**Your instructions:**
Reproduce all the entries exactly.

**Supplied records:**
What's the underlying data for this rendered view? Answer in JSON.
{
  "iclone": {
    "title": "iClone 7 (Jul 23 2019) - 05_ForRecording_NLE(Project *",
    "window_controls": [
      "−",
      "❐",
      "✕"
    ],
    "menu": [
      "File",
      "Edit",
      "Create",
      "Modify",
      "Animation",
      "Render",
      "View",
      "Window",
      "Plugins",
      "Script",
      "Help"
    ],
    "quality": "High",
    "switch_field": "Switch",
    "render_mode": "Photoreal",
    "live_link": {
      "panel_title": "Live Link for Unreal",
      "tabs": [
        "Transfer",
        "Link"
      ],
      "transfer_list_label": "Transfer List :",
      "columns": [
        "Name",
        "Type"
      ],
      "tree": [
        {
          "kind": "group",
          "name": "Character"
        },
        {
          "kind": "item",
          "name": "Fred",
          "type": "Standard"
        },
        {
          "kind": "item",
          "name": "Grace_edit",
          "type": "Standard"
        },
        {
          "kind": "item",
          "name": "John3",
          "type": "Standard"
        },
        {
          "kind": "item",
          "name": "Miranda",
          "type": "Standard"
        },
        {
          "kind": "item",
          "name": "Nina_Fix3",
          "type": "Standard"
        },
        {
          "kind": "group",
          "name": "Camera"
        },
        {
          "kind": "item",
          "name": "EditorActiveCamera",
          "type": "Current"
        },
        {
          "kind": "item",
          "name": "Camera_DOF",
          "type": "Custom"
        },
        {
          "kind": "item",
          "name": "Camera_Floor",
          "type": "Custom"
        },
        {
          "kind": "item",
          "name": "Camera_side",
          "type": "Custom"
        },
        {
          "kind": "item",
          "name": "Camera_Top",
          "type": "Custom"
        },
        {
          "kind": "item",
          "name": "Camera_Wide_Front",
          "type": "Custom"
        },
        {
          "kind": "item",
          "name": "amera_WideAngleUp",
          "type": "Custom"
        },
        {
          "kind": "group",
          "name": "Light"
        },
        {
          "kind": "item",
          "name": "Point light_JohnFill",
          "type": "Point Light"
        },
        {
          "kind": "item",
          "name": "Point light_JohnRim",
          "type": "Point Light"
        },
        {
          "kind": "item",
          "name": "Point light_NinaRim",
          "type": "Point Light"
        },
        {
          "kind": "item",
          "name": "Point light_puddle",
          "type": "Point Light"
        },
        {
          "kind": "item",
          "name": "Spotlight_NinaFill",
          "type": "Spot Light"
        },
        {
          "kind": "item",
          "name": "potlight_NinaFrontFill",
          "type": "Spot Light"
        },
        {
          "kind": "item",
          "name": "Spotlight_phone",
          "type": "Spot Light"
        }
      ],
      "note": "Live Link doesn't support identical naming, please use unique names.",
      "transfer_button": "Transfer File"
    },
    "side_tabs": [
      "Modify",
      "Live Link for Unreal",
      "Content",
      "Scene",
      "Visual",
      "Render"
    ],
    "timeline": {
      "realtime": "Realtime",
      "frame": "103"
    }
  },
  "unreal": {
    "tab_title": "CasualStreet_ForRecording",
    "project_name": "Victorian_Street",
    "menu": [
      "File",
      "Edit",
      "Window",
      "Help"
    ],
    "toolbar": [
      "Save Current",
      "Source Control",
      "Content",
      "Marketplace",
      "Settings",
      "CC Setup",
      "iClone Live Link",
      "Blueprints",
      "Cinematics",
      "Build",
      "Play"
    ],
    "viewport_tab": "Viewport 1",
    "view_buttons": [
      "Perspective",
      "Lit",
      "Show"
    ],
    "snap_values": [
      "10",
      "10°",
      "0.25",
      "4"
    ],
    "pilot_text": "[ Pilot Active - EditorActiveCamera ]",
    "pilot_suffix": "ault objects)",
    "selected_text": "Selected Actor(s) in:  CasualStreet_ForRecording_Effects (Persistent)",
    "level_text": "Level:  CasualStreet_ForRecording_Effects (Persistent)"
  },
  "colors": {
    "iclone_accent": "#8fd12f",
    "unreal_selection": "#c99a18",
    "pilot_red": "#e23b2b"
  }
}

**Answer for the task:**
What's the underlying data for this rendered view? Answer in JSON.
{
  "iclone": {
    "title": "iClone 7 (Jul 23 2019) - 05_ForRecording_NLE(Project *",
    "window_controls": [
      "−",
      "❐",
      "✕"
    ],
    "menu": [
      "File",
      "Edit",
      "Create",
      "Modify",
      "Animation",
      "Render",
      "View",
      "Window",
      "Plugins",
      "Script",
      "Help"
    ],
    "quality": "High",
    "switch_field": "Switch",
    "render_mode": "Photoreal",
    "live_link": {
      "panel_title": "Live Link for Unreal",
      "tabs": [
        "Transfer",
        "Link"
      ],
      "transfer_list_label": "Transfer List :",
      "columns": [
        "Name",
        "Type"
      ],
      "tree": [
        {
          "kind": "group",
          "name": "Character"
        },
        {
          "kind": "item",
          "name": "Fred",
          "type": "Standard"
        },
        {
          "kind": "item",
          "name": "Grace_edit",
          "type": "Standard"
        },
        {
          "kind": "item",
          "name": "John3",
          "type": "Standard"
        },
        {
          "kind": "item",
          "name": "Miranda",
          "type": "Standard"
        },
        {
          "kind": "item",
          "name": "Nina_Fix3",
          "type": "Standard"
        },
        {
          "kind": "group",
          "name": "Camera"
        },
        {
          "kind": "item",
          "name": "EditorActiveCamera",
          "type": "Current"
        },
        {
          "kind": "item",
          "name": "Camera_DOF",
          "type": "Custom"
        },
        {
          "kind": "item",
          "name": "Camera_Floor",
          "type": "Custom"
        },
        {
          "kind": "item",
          "name": "Camera_side",
          "type": "Custom"
        },
        {
          "kind": "item",
          "name": "Camera_Top",
          "type": "Custom"
        },
        {
          "kind": "item",
          "name": "Camera_Wide_Front",
          "type": "Custom"
        },
        {
          "kind": "item",
          "name": "amera_WideAngleUp",
          "type": "Custom"
        },
        {
          "kind": "group",
          "name": "Light"
        },
        {
          "kind": "item",
          "name": "Point light_JohnFill",
          "type": "Point Light"
        },
        {
          "kind": "item",
          "name": "Point light_JohnRim",
          "type": "Point Light"
        },
        {
          "kind": "item",
          "name": "Point light_NinaRim",
          "type": "Point Light"
        },
        {
          "kind": "item",
          "name": "Point light_puddle",
          "type": "Point Light"
        },
        {
          "kind": "item",
          "name": "Spotlight_NinaFill",
          "type": "Spot Light"
        },
        {
          "kind": "item",
          "name": "potlight_NinaFrontFill",
          "type": "Spot Light"
        },
        {
          "kind": "item",
          "name": "Spotlight_phone",
          "type": "Spot Light"
        }
      ],
      "note": "Live Link doesn't support identical naming, please use unique names.",
      "transfer_button": "Transfer File"
    },
    "side_tabs": [
      "Modify",
      "Live Link for Unreal",
      "Content",
      "Scene",
      "Visual",
      "Render"
    ],
    "timeline": {
      "realtime": "Realtime",
      "frame": "103"
    }
  },
  "unreal": {
    "tab_title": "CasualStreet_ForRecording",
    "project_name": "Victorian_Street",
    "menu": [
      "File",
      "Edit",
      "Window",
      "Help"
    ],
    "toolbar": [
      "Save Current",
      "Source Control",
      "Content",
      "Marketplace",
      "Settings",
      "CC Setup",
      "iClone Live Link",
      "Blueprints",
      "Cinematics",
      "Build",
      "Play"
    ],
    "viewport_tab": "Viewport 1",
    "view_buttons": [
      "Perspective",
      "Lit",
      "Show"
    ],
    "snap_values": [
      "10",
      "10°",
      "0.25",
      "4"
    ],
    "pilot_text": "[ Pilot Active - EditorActiveCamera ]",
    "pilot_suffix": "ault objects)",
    "selected_text": "Selected Actor(s) in:  CasualStreet_ForRecording_Effects (Persistent)",
    "level_text": "Level:  CasualStreet_ForRecording_Effects (Persistent)"
  },
  "colors": {
    "iclone_accent": "#8fd12f",
    "unreal_selection": "#c99a18",
    "pilot_red": "#e23b2b"
  }
}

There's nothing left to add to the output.